"I wish my children to live a happy life".
Mankala is a mother of five children, including 16-year-old Laxmi who is featured in this year's Project Compassion.
“Even though I didn’t go to school, I wish my children to live a happy life and earn well,” Mankala said.
Living in a remote village in Nepal, Mankala never went to school and missed out on the opportunity to learn how to read or write. Despite the economic hardship that her family faced, Mankala was determined that her daughter, Laxmi, receive an education. After the death of her husband, Mankala continued working from dawn to dusk, growing vegetables and carrying them to the market to earn enough income to support her children's education.
When Laxmi grows up, she wants to finish her education so that she can earn an income to support her mother.
“I feel sad seeing my mother's struggle. Mother does all this for us, so that we can study and we don't have to struggle like this in the future. She is working so hard for our education,” Laxmi said.
The Cycle of Poverty
Poverty and education are connected in a vicious cycle. When you’re living in poverty, it is difficult to pay for all the expenses that come with an education such as school fees, books, uniforms and stationery. Without an education, it becomes difficult to find employment and earn sufficient income to lift yourself out of poverty. This cycle can continue for generations.
Education can help break the cycle of poverty
Tragedy struck Laxmi's family when she was 10-years-old. Her father, who worked hard to pay for his children’s education, fell ill. He had to go to the hospital numerous times, but his condition did not improve. Despite trying everything they could, Laxmi’s father passed away.
Laxmi was devastated. She used to love to go to school but for the first time she stopped attending her classes.
In Australia, we are privileged to have one of the best education systems in the world. But for girls in remote areas of Nepal, poverty and gender inequality can hinder their prospects of finishing school and pursuing their dreams. This is why it is so important that girls like Laxmi are provided with the right support so that they can continue with their education.
Prior to her father’s passing, Laxmi joined a child’s club at her school that was run with the support of Caritas Nepal, through the Nepal Livelihoods and Resilience Program.
These clubs support students to participate in extracurricular activities to develop their speaking, writing and leadership skills through debating competitions and essay writings. The children also organise awareness-raising activities such as public rallies, street dramas and posting wall magazines to highlights issues such as child rights, child protection, child marriage and labour exploitation.
With the encouragement of her child's child, Laxmi returned to school to continue her education.
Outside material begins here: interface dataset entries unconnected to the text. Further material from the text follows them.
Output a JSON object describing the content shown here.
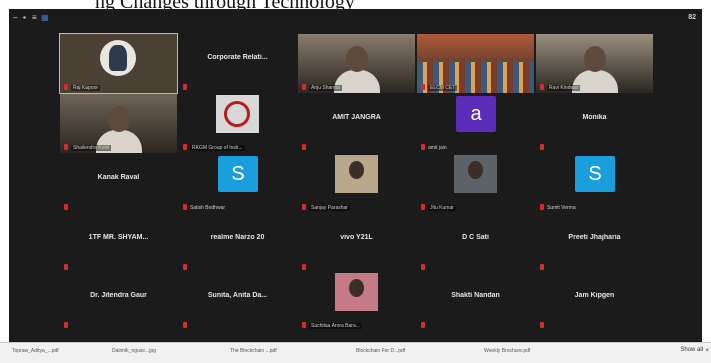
{
  "banner_text": "ng Changes through Technology",
  "window": {
    "participant_count": "82",
    "tiles": [
      {
        "id": "raj",
        "display": "video",
        "label": "Raj Kapoor"
      },
      {
        "id": "corp",
        "display": "name",
        "name": "Corporate  Relati..."
      },
      {
        "id": "anju",
        "display": "video",
        "label": "Anju Sharma"
      },
      {
        "id": "elcm",
        "display": "video",
        "label": "ELCM CET"
      },
      {
        "id": "ravi",
        "display": "video",
        "label": "Ravi Kindwar"
      },
      {
        "id": "shailendra",
        "display": "video",
        "label": "Shailendra Kohli"
      },
      {
        "id": "rkgm",
        "display": "video",
        "label": "RKGM Group of Insti..."
      },
      {
        "id": "amit",
        "display": "name",
        "name": "AMIT JANGRA"
      },
      {
        "id": "amitjain",
        "display": "avatar",
        "letter": "a",
        "label": "amit jain",
        "color": "#5b2db8"
      },
      {
        "id": "monika",
        "display": "name",
        "name": "Monika"
      },
      {
        "id": "kanak",
        "display": "name",
        "name": "Kanak Raval"
      },
      {
        "id": "satish",
        "display": "avatar",
        "letter": "S",
        "label": "Satish Bodhwar",
        "color": "#1a9fdc"
      },
      {
        "id": "sanjay",
        "display": "video",
        "label": "Sanjay Parashar"
      },
      {
        "id": "jitu",
        "display": "video",
        "label": "Jitu Kumar"
      },
      {
        "id": "sumit",
        "display": "avatar",
        "letter": "S",
        "label": "Sumit Verma",
        "color": "#1a9fdc"
      },
      {
        "id": "shyam",
        "display": "name",
        "name": "1TF MR. SHYAM..."
      },
      {
        "id": "narzo",
        "display": "name",
        "name": "realme Narzo 20"
      },
      {
        "id": "vivo",
        "display": "name",
        "name": "vivo Y21L"
      },
      {
        "id": "dcsati",
        "display": "name",
        "name": "D C Sati"
      },
      {
        "id": "preeti",
        "display": "name",
        "name": "Preeti Jhajharia"
      },
      {
        "id": "jitendra",
        "display": "name",
        "name": "Dr. Jitendra Gaur"
      },
      {
        "id": "sunita",
        "display": "name",
        "name": "Sunita,  Anita Da..."
      },
      {
        "id": "suchitaa",
        "display": "video",
        "label": "Suchitaa Arora Bara..."
      },
      {
        "id": "shakti",
        "display": "name",
        "name": "Shakti Nandan"
      },
      {
        "id": "jam",
        "display": "name",
        "name": "Jam Kipgen"
      }
    ]
  },
  "taskbar": {
    "items": [
      "Topraw_Aditya_...pdf",
      "Dainnik_nguse...jpg",
      "The Blockchain ...pdf",
      "Blockchain For D...pdf",
      "Weekly Brochure.pdf"
    ],
    "show_all": "Show all",
    "close": "×"
  }
}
She became more actively involved in her child's club and developed greater confidence as she participated in public speaking and debating activities. Laxmi was keen to take on a leadership role and she was elected as the chairperson of her club.
"When she was small, she was afraid, couldn't speak," Mankala, Laxmi's mother said. "Now, she has joined the child's club, and studies and learns lot. She teaches others. She can read. When she was small, she was afraid, couldn't speak. Now, she can speak. She can say anything and she can work."
Your support today can unlock the potential of the next generation of young leaders like Laxmi.
Together, we can create lasting change For All Future Generations
Since 2018, Caritas Nepal has supported more than 5,000 children through child's clubs.
It is because of the support of people like you that children like Laxmi can attend child's clubs in Nepal. Your generosity today can help educate, encourage and empower young people like Laxmi, so that they can develop the skills they need to break the cycle of poverty.